• _What needs to be done_:
A word-for-word restatement of all the records is the required answer.

[Source records]
::::

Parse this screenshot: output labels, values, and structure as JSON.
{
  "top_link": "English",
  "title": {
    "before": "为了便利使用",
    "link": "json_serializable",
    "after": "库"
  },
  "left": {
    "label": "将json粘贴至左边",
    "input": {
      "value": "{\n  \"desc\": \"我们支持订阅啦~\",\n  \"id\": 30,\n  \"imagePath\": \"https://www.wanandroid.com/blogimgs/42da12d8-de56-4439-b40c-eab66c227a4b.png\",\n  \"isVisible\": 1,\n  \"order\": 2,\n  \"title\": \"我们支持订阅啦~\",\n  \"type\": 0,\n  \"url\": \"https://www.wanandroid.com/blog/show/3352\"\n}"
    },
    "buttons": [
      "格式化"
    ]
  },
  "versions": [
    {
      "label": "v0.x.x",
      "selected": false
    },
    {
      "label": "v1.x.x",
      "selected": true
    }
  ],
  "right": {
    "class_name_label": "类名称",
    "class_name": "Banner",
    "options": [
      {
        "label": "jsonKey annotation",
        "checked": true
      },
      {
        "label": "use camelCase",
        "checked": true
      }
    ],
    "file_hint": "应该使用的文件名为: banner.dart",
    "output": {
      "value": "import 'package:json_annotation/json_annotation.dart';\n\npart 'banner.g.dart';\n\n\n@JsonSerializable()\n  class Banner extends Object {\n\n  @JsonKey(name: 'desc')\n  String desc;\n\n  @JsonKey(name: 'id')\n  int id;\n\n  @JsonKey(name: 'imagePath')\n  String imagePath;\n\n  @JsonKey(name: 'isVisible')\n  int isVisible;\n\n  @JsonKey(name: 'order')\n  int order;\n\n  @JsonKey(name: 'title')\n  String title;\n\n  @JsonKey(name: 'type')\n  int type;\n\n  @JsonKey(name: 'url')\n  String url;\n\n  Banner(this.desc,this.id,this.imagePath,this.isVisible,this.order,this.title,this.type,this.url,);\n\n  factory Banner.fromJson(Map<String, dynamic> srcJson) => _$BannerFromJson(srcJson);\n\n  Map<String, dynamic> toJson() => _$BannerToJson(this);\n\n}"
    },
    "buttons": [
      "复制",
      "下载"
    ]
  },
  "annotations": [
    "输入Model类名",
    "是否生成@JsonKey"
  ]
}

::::

• _Answer to this task_:
Parse this screenshot: output labels, values, and structure as JSON.
{
  "top_link": "English",
  "title": {
    "before": "为了便利使用",
    "link": "json_serializable",
    "after": "库"
  },
  "left": {
    "label": "将json粘贴至左边",
    "input": {
      "value": "{\n  \"desc\": \"我们支持订阅啦~\",\n  \"id\": 30,\n  \"imagePath\": \"https://www.wanandroid.com/blogimgs/42da12d8-de56-4439-b40c-eab66c227a4b.png\",\n  \"isVisible\": 1,\n  \"order\": 2,\n  \"title\": \"我们支持订阅啦~\",\n  \"type\": 0,\n  \"url\": \"https://www.wanandroid.com/blog/show/3352\"\n}"
    },
    "buttons": [
      "格式化"
    ]
  },
  "versions": [
    {
      "label": "v0.x.x",
      "selected": false
    },
    {
      "label": "v1.x.x",
      "selected": true
    }
  ],
  "right": {
    "class_name_label": "类名称",
    "class_name": "Banner",
    "options": [
      {
        "label": "jsonKey annotation",
        "checked": true
      },
      {
        "label": "use camelCase",
        "checked": true
      }
    ],
    "file_hint": "应该使用的文件名为: banner.dart",
    "output": {
      "value": "import 'package:json_annotation/json_annotation.dart';\n\npart 'banner.g.dart';\n\n\n@JsonSerializable()\n  class Banner extends Object {\n\n  @JsonKey(name: 'desc')\n  String desc;\n\n  @JsonKey(name: 'id')\n  int id;\n\n  @JsonKey(name: 'imagePath')\n  String imagePath;\n\n  @JsonKey(name: 'isVisible')\n  int isVisible;\n\n  @JsonKey(name: 'order')\n  int order;\n\n  @JsonKey(name: 'title')\n  String title;\n\n  @JsonKey(name: 'type')\n  int type;\n\n  @JsonKey(name: 'url')\n  String url;\n\n  Banner(this.desc,this.id,this.imagePath,this.isVisible,this.order,this.title,this.type,this.url,);\n\n  factory Banner.fromJson(Map<String, dynamic> srcJson) => _$BannerFromJson(srcJson);\n\n  Map<String, dynamic> toJson() => _$BannerToJson(this);\n\n}"
    },
    "buttons": [
      "复制",
      "下载"
    ]
  },
  "annotations": [
    "输入Model类名",
    "是否生成@JsonKey"
  ]
}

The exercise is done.